Essentially, this crisis is occurring due to a substantial increase in the supply of houses through subprime foreclosures, and a decrease in demand to buy houses through harder to get mortgages. As more homes enter the market and less people are able to acquire mortgages to by them the price drops. Hence, the first major step in a recovery for the sector will be a slow-down in the number of foreclosures, which likely will not occur into the early parts of the second half of this year.
Secondly, and equally important banks need to reduce lending standards to allow qualified buyers to purchase new homes. These two actions combined will begin to reduce the inventory of homes on the market and stabilize price. Once the amount of inventory of homes for sale begins to drop, we will see demand for new constructions begin to rise. This will first show up in the building permits index, followed by housing starts, and finally private construction spending. All in all, this will not be a fast process, with the reduction in foreclosures and lowering of lending standards being the hardest hurdle to overcome.
Currently, the primary driver for subprime foreclosures are interest rate resets. When these borrowers we first given their mortgages they were given low teaser rates which would eventually reset into higher adjustable rates. Meaning some mortgage holders who were paying USD1,200 a month for their mortgage in November could be paying USD3,200 a month in December. For a lot of these borrowers it has been nearly impossible to pay the new amount and they have been forced to default.
On a positive note, based on available market information we should see the number of resets for adjustable rate subprime mortgages peak sometime in late spring/early summer. However, this means there are still a lot of resets in front of us which will prevent a sustainable recovery over the next few months. Are best estimates are indicating we should start to see the early signs of a recovery in 3Q08.
Once a the market starts showing signs of a sustained recovery, we feel that US home builders could significantly benefit. US homebuilder stocks have been pounded since the housing crisis first began, and will be poised to make a recovery as demand for new homes eventually rises.
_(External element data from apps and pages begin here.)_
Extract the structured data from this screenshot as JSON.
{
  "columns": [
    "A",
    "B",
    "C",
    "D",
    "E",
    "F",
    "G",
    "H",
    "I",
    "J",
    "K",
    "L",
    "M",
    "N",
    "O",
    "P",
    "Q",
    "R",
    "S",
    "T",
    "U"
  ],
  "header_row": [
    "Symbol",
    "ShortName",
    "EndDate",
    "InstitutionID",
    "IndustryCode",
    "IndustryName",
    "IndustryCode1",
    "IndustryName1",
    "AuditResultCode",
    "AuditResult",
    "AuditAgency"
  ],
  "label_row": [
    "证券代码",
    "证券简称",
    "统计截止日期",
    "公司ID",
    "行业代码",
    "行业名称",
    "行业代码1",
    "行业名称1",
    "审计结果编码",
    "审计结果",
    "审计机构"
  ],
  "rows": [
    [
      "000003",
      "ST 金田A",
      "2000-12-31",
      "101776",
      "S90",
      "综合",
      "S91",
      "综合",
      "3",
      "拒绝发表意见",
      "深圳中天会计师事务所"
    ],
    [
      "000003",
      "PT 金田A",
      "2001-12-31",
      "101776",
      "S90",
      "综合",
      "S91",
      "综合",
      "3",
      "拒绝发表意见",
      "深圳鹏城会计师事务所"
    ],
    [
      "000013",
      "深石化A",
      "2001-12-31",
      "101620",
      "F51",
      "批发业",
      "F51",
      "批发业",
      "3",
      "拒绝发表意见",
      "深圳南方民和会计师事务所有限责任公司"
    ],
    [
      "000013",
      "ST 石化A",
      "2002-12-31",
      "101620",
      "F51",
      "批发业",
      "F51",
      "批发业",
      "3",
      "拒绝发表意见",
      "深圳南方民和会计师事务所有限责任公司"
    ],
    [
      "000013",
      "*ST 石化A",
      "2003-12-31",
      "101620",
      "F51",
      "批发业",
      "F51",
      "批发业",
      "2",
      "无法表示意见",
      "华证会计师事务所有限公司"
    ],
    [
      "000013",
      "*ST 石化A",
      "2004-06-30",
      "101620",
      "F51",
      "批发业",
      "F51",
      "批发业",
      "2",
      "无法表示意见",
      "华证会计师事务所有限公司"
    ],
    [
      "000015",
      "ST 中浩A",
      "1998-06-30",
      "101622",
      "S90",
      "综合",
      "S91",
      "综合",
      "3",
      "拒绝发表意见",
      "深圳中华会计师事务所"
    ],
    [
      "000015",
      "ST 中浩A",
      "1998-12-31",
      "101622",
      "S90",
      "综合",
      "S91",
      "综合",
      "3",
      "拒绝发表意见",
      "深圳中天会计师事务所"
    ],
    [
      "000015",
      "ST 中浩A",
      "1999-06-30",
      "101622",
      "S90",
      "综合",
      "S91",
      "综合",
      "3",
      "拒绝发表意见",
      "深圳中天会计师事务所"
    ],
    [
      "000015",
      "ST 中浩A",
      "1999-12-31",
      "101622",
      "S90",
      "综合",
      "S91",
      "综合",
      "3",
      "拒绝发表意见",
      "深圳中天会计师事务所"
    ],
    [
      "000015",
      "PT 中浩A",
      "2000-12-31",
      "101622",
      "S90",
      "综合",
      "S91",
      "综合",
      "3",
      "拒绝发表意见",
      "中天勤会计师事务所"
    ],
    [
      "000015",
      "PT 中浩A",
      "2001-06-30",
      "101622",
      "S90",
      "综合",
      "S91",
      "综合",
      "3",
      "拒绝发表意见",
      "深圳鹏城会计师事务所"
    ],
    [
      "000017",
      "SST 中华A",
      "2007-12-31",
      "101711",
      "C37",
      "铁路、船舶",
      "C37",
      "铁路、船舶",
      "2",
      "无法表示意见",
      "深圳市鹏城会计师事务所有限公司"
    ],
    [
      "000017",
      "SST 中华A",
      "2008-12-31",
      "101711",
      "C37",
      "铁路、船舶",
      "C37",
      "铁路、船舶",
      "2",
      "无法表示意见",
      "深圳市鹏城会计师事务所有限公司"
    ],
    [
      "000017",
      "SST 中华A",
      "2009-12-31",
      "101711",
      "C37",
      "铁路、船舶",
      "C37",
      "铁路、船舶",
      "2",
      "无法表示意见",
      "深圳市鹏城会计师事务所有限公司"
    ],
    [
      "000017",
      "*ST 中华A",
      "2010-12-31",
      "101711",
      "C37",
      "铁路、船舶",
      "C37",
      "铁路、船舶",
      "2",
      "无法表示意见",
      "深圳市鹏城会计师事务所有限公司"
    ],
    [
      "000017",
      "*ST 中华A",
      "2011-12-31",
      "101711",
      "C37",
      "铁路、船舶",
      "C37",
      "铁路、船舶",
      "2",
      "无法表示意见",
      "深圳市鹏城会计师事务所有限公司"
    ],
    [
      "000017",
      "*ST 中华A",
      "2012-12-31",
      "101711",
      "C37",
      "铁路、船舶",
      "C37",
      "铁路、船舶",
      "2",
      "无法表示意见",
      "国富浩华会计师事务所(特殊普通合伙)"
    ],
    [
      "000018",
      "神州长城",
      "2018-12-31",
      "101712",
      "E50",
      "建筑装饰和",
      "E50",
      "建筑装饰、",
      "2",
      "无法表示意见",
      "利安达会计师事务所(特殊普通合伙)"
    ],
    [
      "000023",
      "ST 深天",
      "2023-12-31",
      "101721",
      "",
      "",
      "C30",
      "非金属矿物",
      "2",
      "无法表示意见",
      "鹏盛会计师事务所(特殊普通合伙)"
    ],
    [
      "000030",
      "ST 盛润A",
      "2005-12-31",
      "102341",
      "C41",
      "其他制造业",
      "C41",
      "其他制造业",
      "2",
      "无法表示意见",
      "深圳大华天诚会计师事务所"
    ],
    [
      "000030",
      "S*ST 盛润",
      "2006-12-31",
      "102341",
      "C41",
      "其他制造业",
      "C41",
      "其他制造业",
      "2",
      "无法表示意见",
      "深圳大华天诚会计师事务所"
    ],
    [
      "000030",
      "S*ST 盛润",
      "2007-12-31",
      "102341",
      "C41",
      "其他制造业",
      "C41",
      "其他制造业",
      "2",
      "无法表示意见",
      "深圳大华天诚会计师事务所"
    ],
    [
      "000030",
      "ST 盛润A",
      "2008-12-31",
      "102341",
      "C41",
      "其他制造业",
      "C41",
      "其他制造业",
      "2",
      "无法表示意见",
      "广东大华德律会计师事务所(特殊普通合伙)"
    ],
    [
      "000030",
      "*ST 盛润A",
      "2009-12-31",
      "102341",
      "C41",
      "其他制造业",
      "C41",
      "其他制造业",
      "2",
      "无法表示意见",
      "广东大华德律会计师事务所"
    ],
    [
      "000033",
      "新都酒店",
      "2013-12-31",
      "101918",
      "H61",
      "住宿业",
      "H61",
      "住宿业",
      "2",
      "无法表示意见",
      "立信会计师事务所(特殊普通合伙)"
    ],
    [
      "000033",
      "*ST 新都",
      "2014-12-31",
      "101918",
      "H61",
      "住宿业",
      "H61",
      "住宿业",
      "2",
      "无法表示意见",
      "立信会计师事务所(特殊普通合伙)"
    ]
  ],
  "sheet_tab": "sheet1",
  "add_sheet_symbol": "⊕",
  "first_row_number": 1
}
However, as we said this could take some time, but it will happen. In fact, we recently witnessed a rally in the sector when the market misinterpreted last month's housing data to imply we had reached a bottom. To us this means we aren't the only people looking at this trade. We had actually picked up a long position of iShares Dow Jones Home Contstruction ETF (BATS:ITB) at around 18 with the intent of holding for the long term. However, when the market rallied on what we felt wasn't substantial evidence for a recovery we sold the position at around 21. The ETF has since returned to trading at around 16, and we are considering re-purchasing for the long-term.
Performance of Home Builder ETFs